Doctoral thesis, 2018
Invasion biology of forest Phytophthora species in SwedenRedondo, Miguel Angel
AbstractNew introductions of Phytophthora species pose a threat to forest ecosystems globally. This thesis aims to increase our understanding of the invasion process of forest Phytophthora species, and of the long term consequences of these invasions on host populations. Phytophthora species were obtained from nurseries, rivers, and forests, by isolation and by a newly developed metabarcoding approach to investigate the factors involved in Phytophthora introduction, establishment and spread. In vitro inoculations were performed on progenies of alder trees from invaded and uninvaded sites to study whether alder populations have the potential to adapt to species of the P. alni complex. Five Phytophthora species were widespread in Sweden, namely P. plurivora, P. cambivora, P. cactorum, P. x alni, and P. uniformis and they were considered invasive. The occurrence of three of these invasive Phytophthora species and the alpha diversity of Phytophthora communities were higher in urban settlements than in natural forests, pointing at human activities as pathways during invasion. Both the distribution of single Phytophthora species, and the diversity of Phytophthora communities were associated with climatic factors. The cold sensitive P. x alni was restricted to the southern areas of Sweden with milder winters, whereas the more cold tolerant P. uniformis was found across the studied region. The diversity of communities containing species that develop most of their life cycle in soil was associated with total annual precipitation, whereas the diversity of communities containing species mostly developing their life cycle in water was associated with mean annual temperature. The functional diversity of communities revealed a convergence of traits in areas with low temperature and precipitation, where species able to create survival structures and displaying low cardinal temperatures dominated the communities. Adverse climatic conditions seemed to act as an environmental filtering on 20% of the terrestrial Phytophthora communities, although this effect was only of 3% for aquatic communities. In vitro inoculations on progenies of alders invaded by P. uniformis revealed a lower susceptibility to the pathogen than uninvaded populations, pointing to an effect of natural selection. By contrast, no signs of natural selection were observed in P. x alni invaded populations. The broad sense heritability of resistance against P. uniformis was higher than against P. x alni, suggesting that low genetic variation in resistance might slow natural selection, and therefore adaptation.
Keywordsadaptation, climate change, dispersal pathways, forest pathogens, functional traits, human activities, invasion biology
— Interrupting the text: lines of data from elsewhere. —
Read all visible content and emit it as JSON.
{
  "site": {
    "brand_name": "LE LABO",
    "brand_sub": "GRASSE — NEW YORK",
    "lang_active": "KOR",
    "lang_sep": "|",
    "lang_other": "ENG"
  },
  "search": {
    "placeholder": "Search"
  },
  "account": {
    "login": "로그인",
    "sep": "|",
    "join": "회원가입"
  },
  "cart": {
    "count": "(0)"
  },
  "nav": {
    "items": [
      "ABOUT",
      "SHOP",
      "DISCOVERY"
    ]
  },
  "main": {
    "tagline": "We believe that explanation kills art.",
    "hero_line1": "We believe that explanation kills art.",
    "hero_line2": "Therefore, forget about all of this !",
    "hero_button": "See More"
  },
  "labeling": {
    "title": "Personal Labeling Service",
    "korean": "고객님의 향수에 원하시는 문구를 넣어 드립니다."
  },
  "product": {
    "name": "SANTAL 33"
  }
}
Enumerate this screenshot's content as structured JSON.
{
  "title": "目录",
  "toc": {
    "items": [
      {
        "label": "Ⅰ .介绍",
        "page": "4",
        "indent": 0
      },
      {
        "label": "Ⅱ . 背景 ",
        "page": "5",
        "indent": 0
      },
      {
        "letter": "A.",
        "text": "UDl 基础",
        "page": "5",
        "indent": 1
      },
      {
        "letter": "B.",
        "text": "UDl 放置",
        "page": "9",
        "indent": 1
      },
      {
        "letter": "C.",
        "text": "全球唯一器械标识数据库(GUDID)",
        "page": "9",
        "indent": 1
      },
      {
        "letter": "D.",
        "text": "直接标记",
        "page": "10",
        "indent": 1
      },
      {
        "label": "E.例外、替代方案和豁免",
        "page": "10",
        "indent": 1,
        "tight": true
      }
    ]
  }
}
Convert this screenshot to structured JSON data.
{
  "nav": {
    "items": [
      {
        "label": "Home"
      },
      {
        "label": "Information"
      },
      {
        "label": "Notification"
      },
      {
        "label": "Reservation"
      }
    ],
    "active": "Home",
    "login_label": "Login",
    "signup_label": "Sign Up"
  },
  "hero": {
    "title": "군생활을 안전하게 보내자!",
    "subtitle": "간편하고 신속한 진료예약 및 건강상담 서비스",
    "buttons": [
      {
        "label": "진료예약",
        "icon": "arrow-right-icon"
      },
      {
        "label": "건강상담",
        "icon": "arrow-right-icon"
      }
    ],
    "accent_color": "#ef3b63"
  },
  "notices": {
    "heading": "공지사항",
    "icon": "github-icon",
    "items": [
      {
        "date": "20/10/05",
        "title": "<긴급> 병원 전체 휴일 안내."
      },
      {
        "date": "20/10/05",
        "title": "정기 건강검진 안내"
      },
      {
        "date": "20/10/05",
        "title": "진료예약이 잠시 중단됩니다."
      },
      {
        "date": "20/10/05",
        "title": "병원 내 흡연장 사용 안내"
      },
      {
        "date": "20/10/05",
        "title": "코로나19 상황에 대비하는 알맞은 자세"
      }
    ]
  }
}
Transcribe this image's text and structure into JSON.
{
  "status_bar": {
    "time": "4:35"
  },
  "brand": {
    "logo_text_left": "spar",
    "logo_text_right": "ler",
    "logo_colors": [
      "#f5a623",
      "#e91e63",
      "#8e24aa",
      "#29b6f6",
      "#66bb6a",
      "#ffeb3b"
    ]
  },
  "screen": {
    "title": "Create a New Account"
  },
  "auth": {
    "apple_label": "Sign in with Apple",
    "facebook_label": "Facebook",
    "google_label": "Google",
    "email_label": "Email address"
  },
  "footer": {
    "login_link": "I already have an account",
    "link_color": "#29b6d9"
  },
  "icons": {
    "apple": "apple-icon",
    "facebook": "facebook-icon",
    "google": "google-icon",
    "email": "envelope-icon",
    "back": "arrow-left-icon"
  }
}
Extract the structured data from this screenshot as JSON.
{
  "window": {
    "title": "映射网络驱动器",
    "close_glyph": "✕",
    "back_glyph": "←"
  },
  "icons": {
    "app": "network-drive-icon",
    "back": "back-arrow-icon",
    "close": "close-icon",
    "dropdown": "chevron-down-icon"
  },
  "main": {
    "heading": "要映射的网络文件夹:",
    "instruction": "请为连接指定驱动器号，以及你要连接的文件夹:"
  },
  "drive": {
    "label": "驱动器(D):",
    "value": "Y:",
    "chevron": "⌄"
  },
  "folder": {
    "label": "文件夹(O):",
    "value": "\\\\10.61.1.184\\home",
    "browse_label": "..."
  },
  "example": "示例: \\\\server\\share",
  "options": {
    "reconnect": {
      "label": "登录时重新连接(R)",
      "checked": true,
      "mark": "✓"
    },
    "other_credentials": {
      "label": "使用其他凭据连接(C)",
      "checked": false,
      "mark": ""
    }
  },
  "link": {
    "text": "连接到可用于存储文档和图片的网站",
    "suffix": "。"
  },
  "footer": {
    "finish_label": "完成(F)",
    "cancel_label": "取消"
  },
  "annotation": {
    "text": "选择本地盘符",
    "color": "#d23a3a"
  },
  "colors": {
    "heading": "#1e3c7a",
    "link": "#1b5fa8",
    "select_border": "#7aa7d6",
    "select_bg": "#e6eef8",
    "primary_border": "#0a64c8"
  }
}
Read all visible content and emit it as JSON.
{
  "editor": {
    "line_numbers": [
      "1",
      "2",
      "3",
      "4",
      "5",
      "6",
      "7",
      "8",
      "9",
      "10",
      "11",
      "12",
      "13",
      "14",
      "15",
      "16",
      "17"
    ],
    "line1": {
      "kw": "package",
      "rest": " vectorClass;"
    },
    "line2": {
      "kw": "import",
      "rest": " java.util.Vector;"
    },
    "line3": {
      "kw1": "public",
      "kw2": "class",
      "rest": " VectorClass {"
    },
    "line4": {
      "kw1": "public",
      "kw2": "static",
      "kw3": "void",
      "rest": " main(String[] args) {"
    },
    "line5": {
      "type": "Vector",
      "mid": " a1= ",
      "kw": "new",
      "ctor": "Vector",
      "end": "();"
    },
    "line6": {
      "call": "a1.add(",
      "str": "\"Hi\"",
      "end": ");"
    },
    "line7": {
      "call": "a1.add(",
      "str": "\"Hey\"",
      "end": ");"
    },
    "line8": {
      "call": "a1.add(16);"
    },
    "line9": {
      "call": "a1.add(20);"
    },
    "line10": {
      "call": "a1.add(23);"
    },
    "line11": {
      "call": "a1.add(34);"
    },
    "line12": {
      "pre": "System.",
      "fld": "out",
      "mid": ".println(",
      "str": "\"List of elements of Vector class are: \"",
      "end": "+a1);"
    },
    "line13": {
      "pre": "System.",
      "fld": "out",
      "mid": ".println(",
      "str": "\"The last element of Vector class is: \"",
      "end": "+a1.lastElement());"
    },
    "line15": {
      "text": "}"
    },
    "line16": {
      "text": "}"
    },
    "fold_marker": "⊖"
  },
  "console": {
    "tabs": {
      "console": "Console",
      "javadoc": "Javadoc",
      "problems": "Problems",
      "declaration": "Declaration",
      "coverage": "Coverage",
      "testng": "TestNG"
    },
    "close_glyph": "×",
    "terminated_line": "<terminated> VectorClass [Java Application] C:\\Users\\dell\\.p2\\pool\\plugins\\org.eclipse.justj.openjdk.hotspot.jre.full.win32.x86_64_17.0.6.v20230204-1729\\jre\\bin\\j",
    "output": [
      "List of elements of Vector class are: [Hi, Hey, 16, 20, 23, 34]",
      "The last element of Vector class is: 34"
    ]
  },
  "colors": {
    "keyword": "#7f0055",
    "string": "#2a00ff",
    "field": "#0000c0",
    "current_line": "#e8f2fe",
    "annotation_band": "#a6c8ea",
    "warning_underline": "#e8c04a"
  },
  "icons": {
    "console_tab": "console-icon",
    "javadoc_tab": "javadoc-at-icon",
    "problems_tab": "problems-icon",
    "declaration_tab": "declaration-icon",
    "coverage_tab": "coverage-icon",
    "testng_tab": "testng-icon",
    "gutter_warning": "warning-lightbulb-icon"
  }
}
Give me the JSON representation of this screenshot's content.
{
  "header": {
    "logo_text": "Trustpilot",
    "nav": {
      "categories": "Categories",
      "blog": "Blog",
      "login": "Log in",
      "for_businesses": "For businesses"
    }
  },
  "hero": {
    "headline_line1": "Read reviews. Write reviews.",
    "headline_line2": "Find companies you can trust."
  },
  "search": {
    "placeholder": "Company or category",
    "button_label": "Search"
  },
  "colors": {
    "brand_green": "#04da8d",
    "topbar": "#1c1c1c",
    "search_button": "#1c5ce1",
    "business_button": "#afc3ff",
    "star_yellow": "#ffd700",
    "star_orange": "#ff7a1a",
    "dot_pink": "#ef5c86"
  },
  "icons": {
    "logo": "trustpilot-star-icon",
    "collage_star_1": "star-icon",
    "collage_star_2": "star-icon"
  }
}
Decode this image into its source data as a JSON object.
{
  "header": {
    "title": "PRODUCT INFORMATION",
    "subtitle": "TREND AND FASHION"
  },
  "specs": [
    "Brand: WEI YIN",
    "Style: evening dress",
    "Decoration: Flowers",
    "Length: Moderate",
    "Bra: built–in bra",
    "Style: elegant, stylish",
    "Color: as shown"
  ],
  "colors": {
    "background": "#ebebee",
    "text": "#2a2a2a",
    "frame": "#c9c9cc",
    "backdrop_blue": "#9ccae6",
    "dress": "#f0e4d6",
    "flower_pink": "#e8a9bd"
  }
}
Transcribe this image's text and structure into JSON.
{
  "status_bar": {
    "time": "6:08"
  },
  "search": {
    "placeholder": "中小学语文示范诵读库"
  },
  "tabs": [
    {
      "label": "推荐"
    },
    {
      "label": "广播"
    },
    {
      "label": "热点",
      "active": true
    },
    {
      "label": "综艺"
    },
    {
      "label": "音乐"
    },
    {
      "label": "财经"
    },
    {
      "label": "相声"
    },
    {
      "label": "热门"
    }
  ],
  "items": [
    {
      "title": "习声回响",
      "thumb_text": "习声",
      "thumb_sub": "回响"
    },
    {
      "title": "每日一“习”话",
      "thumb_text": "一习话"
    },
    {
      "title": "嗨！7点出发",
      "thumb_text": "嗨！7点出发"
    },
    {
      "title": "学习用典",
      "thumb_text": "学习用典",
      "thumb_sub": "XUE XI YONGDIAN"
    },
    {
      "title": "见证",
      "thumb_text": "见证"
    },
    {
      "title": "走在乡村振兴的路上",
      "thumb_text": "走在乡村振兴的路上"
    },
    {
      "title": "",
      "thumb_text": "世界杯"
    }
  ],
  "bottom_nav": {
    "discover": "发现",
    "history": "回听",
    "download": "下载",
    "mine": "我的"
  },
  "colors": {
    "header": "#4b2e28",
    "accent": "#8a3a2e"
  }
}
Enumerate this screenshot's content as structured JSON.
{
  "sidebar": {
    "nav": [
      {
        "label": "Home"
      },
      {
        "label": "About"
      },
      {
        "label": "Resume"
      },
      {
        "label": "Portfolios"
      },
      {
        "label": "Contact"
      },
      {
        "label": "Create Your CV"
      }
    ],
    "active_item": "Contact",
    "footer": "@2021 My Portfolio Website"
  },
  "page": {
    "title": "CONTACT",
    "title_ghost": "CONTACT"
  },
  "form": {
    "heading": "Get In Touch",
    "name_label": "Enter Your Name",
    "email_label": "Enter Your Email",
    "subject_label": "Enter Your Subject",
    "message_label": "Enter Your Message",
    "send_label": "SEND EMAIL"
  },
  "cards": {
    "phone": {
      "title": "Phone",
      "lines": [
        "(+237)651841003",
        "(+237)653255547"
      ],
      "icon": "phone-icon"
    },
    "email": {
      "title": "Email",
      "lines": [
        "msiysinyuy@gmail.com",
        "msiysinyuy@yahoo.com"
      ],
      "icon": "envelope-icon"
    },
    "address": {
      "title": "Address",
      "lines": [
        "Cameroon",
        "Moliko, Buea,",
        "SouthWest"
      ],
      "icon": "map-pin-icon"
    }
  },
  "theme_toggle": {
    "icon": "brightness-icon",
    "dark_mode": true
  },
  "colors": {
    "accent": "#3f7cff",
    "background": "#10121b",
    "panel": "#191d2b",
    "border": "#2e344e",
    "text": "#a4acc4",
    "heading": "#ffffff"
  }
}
Published inActa Universitatis Agriculturae Sueciae
2018, number: 2018:22
ISBN: 978-91-7760-184-5, eISBN: 978-91-7760-185-2
Publisher: Department of Forest Mycology and Plant Pathology, Swedish University of Agricultural Sciences